What you have to do » Lines in the data below that contain the word "SBXXZAZX" are to be copied.

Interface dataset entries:
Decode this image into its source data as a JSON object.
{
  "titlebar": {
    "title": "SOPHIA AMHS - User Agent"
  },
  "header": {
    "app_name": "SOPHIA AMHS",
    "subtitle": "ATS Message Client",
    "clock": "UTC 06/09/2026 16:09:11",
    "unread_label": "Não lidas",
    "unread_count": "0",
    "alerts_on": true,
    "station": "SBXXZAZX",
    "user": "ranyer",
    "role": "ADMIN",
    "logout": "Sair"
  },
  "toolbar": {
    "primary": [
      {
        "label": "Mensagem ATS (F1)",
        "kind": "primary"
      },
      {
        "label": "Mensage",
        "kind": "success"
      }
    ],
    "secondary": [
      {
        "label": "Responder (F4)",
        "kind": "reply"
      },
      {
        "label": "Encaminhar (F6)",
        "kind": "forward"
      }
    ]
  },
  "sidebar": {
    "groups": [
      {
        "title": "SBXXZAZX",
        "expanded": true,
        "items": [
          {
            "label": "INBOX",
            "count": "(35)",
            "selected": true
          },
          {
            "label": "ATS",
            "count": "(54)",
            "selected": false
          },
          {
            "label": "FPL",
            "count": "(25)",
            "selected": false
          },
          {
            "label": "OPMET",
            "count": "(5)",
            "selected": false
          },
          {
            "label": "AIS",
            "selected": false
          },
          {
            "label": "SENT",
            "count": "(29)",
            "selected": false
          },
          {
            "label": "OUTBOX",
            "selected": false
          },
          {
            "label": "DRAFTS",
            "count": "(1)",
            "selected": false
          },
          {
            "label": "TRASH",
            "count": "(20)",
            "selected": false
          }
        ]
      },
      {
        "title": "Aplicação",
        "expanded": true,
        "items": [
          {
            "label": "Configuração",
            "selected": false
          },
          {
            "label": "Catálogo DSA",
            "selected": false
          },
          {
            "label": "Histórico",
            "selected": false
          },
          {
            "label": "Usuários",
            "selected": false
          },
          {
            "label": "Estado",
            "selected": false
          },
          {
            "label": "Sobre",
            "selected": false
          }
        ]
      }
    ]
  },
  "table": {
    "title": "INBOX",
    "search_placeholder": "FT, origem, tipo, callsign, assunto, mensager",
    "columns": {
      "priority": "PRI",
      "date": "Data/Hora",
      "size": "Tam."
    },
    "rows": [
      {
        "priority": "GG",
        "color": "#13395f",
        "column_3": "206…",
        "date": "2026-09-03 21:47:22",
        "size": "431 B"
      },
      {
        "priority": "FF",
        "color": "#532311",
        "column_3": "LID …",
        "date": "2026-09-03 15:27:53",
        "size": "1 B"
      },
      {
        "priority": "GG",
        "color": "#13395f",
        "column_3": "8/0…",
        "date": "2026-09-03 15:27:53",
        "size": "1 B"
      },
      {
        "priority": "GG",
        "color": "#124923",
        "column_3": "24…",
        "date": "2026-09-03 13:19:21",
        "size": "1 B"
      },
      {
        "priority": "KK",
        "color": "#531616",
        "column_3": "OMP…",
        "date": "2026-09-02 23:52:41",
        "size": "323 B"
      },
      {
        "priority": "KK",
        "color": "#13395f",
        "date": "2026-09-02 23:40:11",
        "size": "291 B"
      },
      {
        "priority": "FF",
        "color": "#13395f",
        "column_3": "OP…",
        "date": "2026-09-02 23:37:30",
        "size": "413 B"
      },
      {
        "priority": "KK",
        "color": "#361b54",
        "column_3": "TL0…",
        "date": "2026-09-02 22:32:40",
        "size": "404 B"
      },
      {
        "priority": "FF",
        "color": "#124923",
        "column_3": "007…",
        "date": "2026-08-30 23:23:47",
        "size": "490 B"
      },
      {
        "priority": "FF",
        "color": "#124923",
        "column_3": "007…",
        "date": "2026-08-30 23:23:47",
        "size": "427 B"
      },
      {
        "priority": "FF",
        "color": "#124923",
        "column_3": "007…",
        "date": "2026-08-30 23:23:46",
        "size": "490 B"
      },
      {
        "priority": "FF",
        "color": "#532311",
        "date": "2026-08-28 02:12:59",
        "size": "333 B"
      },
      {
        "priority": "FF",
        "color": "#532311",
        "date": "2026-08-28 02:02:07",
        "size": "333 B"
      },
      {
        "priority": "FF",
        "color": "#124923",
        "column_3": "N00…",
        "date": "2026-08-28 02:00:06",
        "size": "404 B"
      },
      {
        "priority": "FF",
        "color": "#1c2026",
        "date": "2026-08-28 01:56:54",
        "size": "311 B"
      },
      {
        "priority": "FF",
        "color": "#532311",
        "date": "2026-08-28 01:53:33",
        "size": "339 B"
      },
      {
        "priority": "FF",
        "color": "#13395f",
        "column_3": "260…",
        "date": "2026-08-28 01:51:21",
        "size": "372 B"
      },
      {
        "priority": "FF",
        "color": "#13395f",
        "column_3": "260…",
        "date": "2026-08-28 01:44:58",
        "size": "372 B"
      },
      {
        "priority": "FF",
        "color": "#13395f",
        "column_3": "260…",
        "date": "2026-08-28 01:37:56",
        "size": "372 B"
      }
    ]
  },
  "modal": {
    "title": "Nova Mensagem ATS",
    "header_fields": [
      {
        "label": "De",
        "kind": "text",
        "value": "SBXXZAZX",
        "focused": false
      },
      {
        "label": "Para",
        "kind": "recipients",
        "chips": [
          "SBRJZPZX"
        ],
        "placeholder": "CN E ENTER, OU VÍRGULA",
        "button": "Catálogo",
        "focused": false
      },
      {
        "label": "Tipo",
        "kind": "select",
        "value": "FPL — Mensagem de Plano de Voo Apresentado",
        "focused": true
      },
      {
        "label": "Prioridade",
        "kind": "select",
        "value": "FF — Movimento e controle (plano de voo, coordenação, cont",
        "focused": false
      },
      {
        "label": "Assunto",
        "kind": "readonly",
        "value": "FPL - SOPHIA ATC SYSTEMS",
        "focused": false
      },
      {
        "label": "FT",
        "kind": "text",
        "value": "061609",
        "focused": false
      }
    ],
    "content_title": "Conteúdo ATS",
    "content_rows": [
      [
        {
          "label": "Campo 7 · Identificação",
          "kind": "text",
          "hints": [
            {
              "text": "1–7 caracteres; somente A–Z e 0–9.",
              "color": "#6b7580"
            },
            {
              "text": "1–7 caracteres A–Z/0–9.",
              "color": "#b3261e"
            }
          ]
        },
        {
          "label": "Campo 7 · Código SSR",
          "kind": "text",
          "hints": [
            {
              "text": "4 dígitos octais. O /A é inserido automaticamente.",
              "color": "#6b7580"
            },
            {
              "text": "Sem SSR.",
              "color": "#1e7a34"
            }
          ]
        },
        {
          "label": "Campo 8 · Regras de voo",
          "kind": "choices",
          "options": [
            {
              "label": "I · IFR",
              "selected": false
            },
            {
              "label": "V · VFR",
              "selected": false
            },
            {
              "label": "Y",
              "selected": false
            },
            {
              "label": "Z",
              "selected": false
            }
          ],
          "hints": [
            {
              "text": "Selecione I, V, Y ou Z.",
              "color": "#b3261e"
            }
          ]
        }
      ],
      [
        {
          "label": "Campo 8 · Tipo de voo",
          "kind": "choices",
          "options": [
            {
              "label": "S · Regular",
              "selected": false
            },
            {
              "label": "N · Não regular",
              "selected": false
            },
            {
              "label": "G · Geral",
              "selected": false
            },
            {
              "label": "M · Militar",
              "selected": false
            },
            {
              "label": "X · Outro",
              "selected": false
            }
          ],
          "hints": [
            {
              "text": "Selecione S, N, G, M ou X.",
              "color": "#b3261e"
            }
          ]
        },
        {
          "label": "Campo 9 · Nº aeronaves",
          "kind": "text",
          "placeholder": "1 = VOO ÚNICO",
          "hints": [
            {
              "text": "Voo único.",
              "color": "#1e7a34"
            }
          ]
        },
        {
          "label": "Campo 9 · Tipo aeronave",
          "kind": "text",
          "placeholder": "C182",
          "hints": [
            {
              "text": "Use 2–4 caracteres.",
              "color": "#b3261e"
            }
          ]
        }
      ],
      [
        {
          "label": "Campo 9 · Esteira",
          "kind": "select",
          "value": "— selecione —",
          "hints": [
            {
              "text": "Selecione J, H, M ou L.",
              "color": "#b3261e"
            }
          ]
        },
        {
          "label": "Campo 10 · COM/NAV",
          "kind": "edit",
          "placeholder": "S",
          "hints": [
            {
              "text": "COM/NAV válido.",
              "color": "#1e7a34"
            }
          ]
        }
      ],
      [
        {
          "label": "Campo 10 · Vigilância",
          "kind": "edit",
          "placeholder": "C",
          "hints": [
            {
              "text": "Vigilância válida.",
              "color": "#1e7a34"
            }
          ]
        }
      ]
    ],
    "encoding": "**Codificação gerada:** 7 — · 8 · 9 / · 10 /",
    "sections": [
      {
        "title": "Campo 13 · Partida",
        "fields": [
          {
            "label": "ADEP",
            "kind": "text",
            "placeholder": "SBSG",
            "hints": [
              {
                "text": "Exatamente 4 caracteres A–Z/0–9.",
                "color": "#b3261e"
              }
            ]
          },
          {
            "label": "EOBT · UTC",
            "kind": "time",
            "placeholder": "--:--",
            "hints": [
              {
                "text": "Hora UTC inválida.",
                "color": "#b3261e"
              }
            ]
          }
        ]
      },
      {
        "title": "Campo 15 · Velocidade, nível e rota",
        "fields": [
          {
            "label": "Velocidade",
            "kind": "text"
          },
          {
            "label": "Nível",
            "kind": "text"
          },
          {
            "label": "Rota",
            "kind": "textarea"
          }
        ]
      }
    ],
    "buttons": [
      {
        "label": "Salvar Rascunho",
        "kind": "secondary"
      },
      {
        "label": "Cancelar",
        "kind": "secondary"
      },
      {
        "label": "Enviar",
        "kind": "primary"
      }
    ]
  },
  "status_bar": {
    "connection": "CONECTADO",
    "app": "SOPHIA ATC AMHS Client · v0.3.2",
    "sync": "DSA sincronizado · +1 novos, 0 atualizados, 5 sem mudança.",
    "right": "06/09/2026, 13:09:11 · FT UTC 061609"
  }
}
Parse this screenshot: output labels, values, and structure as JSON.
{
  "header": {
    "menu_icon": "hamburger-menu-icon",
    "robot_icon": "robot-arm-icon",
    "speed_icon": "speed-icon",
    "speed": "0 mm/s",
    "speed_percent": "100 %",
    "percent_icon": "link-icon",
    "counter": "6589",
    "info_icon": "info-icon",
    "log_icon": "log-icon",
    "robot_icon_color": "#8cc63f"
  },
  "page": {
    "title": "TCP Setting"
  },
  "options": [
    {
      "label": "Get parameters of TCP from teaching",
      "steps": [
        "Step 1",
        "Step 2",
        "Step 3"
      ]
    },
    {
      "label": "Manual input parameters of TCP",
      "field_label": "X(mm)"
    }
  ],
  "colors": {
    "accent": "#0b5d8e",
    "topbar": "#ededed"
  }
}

Result of the exercise »
    "station": "SBXXZAZX",
        "title": "SBXXZAZX",
        "value": "SBXXZAZX",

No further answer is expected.